*What to work on:*
What you return should match every record exactly, with the images removed.
==== Provided entries
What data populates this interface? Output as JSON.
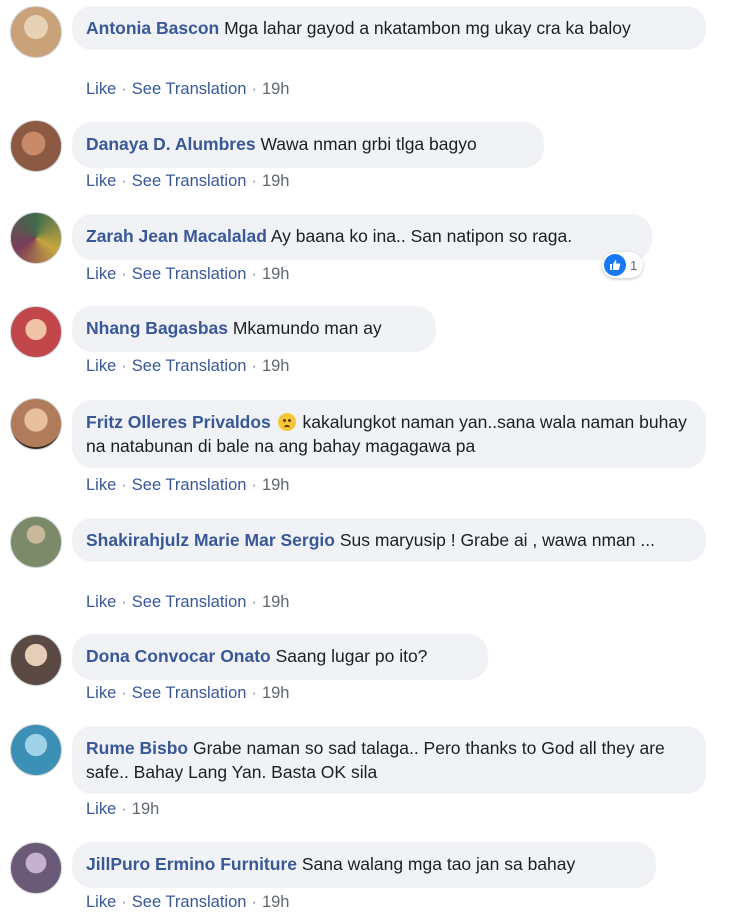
{
  "ui": {
    "like_label": "Like",
    "translate_label": "See Translation",
    "separator": "·"
  },
  "comments": [
    {
      "author": "Antonia Bascon",
      "text": "Mga lahar gayod a nkatambon mg ukay cra ka baloy",
      "time": "19h",
      "avatar_color": "#c9a27a"
    },
    {
      "author": "Danaya D. Alumbres",
      "text": "Wawa nman grbi tlga bagyo",
      "time": "19h",
      "avatar_color": "#8c5a42"
    },
    {
      "author": "Zarah Jean Macalalad",
      "text": "Ay baana ko ina.. San natipon so raga.",
      "time": "19h",
      "avatar_color": "#3f6b4a",
      "reaction_count": "1"
    },
    {
      "author": "Nhang Bagasbas",
      "text": "Mkamundo man ay",
      "time": "19h",
      "avatar_color": "#c2474a"
    },
    {
      "author": "Fritz Olleres Privaldos",
      "text": "kakalungkot naman yan..sana wala naman buhay na natabunan di bale na ang bahay magagawa pa",
      "time": "19h",
      "avatar_color": "#b07c5c"
    },
    {
      "author": "Shakirahjulz Marie Mar Sergio",
      "text": "Sus maryusip ! Grabe ai , wawa nman ...",
      "time": "19h",
      "avatar_color": "#7d8a6a"
    },
    {
      "author": "Dona Convocar Onato",
      "text": "Saang lugar po ito?",
      "time": "19h",
      "avatar_color": "#5b4a44"
    },
    {
      "author": "Rume Bisbo",
      "text": "Grabe naman so sad talaga.. Pero thanks to God all they are safe.. Bahay Lang Yan. Basta OK sila",
      "time": "19h",
      "avatar_color": "#3c8fb5"
    },
    {
      "author": "JillPuro Ermino Furniture",
      "text": "Sana walang mga tao jan sa bahay",
      "time": "19h",
      "avatar_color": "#6a5a78"
    }
  ]
}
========
*Your response:*
What data populates this interface? Output as JSON.
{
  "ui": {
    "like_label": "Like",
    "translate_label": "See Translation",
    "separator": "·"
  },
  "comments": [
    {
      "author": "Antonia Bascon",
      "text": "Mga lahar gayod a nkatambon mg ukay cra ka baloy",
      "time": "19h",
      "avatar_color": "#c9a27a"
    },
    {
      "author": "Danaya D. Alumbres",
      "text": "Wawa nman grbi tlga bagyo",
      "time": "19h",
      "avatar_color": "#8c5a42"
    },
    {
      "author": "Zarah Jean Macalalad",
      "text": "Ay baana ko ina.. San natipon so raga.",
      "time": "19h",
      "avatar_color": "#3f6b4a",
      "reaction_count": "1"
    },
    {
      "author": "Nhang Bagasbas",
      "text": "Mkamundo man ay",
      "time": "19h",
      "avatar_color": "#c2474a"
    },
    {
      "author": "Fritz Olleres Privaldos",
      "text": "kakalungkot naman yan..sana wala naman buhay na natabunan di bale na ang bahay magagawa pa",
      "time": "19h",
      "avatar_color": "#b07c5c"
    },
    {
      "author": "Shakirahjulz Marie Mar Sergio",
      "text": "Sus maryusip ! Grabe ai , wawa nman ...",
      "time": "19h",
      "avatar_color": "#7d8a6a"
    },
    {
      "author": "Dona Convocar Onato",
      "text": "Saang lugar po ito?",
      "time": "19h",
      "avatar_color": "#5b4a44"
    },
    {
      "author": "Rume Bisbo",
      "text": "Grabe naman so sad talaga.. Pero thanks to God all they are safe.. Bahay Lang Yan. Basta OK sila",
      "time": "19h",
      "avatar_color": "#3c8fb5"
    },
    {
      "author": "JillPuro Ermino Furniture",
      "text": "Sana walang mga tao jan sa bahay",
      "time": "19h",
      "avatar_color": "#6a5a78"
    }
  ]
}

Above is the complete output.